The computing landscape has witnessed a monumental shift in recent years, especially with Apple’s transition from Intel to its own custom silicon chips. For potential MacBook buyers in 2023, two crucial considerations dominate the decision-making process: storage and RAM. As we journey through this guide, we’ll explore the best choices for both these components while shedding light on the differences between Apple Silicon and Intel MacBooks.
Storage Recommendations for 2023:
In our increasingly digital era, the volume of data we interact with has grown exponentially. Everything from high-definition media files to expansive applications requires substantial storage space. Here’s a detailed look at how to choose the right storage capacity for your needs:
- Basic Usage (256GB – 512GB): If your computing activities largely revolve around web browsing, streaming videos, sending emails, and using basic applications like word processors, a MacBook with 256GB should suffice. However, considering future needs and the occasional larger download, 512GB provides a comfortable cushion. Additionally, this range remains suitable for users leaning on cloud storage services.
- Moderate Usage (512GB – 1TB): For those who tread into the realms of photo editing, indulge in casual video projects, or enjoy gaming on their MacBook, a storage range between 512GB and 1TB is recommended. This ensures you have ample space for larger files, an expanding media library, and those essential software updates.

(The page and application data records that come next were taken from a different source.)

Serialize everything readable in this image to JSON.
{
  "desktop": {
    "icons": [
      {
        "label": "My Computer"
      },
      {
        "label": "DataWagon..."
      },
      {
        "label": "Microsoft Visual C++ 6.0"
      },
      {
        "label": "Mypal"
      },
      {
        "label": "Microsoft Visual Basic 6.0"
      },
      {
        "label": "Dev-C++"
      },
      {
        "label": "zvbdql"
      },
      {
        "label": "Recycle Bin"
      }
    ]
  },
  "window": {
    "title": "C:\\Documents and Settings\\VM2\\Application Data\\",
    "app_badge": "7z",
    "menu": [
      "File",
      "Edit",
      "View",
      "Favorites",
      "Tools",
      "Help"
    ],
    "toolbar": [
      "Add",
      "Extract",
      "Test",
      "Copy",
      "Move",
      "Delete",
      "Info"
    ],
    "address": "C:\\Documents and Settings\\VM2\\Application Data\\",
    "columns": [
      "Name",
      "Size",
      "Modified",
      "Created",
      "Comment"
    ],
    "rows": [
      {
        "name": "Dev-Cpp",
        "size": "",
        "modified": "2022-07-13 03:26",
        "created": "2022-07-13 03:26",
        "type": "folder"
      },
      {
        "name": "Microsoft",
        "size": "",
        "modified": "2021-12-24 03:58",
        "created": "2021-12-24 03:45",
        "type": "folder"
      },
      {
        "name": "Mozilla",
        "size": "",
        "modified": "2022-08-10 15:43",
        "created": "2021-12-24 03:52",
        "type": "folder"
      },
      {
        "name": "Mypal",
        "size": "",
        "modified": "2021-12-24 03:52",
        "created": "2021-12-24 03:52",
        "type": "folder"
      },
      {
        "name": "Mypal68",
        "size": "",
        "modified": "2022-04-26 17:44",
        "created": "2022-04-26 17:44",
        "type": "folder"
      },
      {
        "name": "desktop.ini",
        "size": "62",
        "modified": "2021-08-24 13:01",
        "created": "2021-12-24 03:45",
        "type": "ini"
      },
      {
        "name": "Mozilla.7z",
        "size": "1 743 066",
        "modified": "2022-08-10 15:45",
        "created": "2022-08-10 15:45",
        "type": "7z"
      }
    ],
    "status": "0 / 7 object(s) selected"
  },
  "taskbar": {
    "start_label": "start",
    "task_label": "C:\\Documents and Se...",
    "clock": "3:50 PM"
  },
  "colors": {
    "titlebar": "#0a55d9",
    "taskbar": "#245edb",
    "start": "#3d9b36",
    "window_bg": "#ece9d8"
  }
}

- Professional Usage (1TB – 4TB): Content creators, graphic designers, researchers handling vast datasets, or professionals working with 4K and 8K video content should consider a minimum of 1TB. However, with the increasing multimedia quality and data volume associated with professional tasks, looking at 2TB to 4TB might be prudent.
RAM Recommendations for 2023
RAM is the cornerstone of multitasking and overall system responsiveness. It dictates how smoothly your MacBook runs, especially when handling multiple applications or processing large files. Here’s a comprehensive breakdown:
- Basic Usage (8GB – 16GB): For those whose daily tasks include browsing the web, streaming content, or using standard office applications, 8GB of RAM is a good starting point. However, with evolving software demands and to ensure a future-proof experience, 16GB offers a more flexible option.
- Moderate Usage (16GB – 32GB): This range is ideal for users who often multitask with several applications, dabbling in light video editing, gaming, or using more RAM-intensive apps. 16GB to 32GB ensures a seamless experience, minimizing system lags or hitches.
- Professional Usage (32GB – 64GB and above): Professionals pushing their MacBooks to the limits with activities like 3D modeling, intensive video editing sessions, music production, or heavy multitasking should aim for at least 32GB. For those engaged in high-end computational tasks or running multiple virtual environments, 64GB or higher might be necessary.
Apple Silicon vs. Intel: A Deeper Dive into RAM Needs
Apple’s decision to transition to its custom M-series chips was more than just a branding move; it brought along significant architectural and performance advantages:
- Apple Silicon: The hallmark of Apple Silicon is its Unified Memory Architecture (UMA), which allows the CPU, GPU, and other cores to share the same pool of RAM. This results in faster data exchanges and eliminates the need to duplicate data across different memory pools, leading to more efficient memory usage. Moreover, with Apple controlling both the hardware and software ecosystem, macOS and its suite of applications are finely tuned for these chips, maximizing performance and efficiency.
- Intel: Intel chips, in contrast, traditionally separate memory pools for the CPU and GPU (in setups that don’t use integrated graphics). While Intel chips have powered Macs for years and are versatile, they often don’t have the same level of integration and efficiency as Apple’s custom silicon, especially regarding memory management.
In real-world scenarios, this often means that Apple Silicon MacBooks can achieve similar, if not better, performance than their Intel counterparts, even with potentially less RAM.
The journey of choosing a MacBook in 2023 is nuanced. It’s not just about picking between Apple Silicon and Intel or deciding on the screen size. The underlying storage and RAM decisions are pivotal in determining the machine’s longevity, performance, and overall user experience. By aligning your specific needs with the right configuration, you ensure a seamless computing journey both now and in the years to come.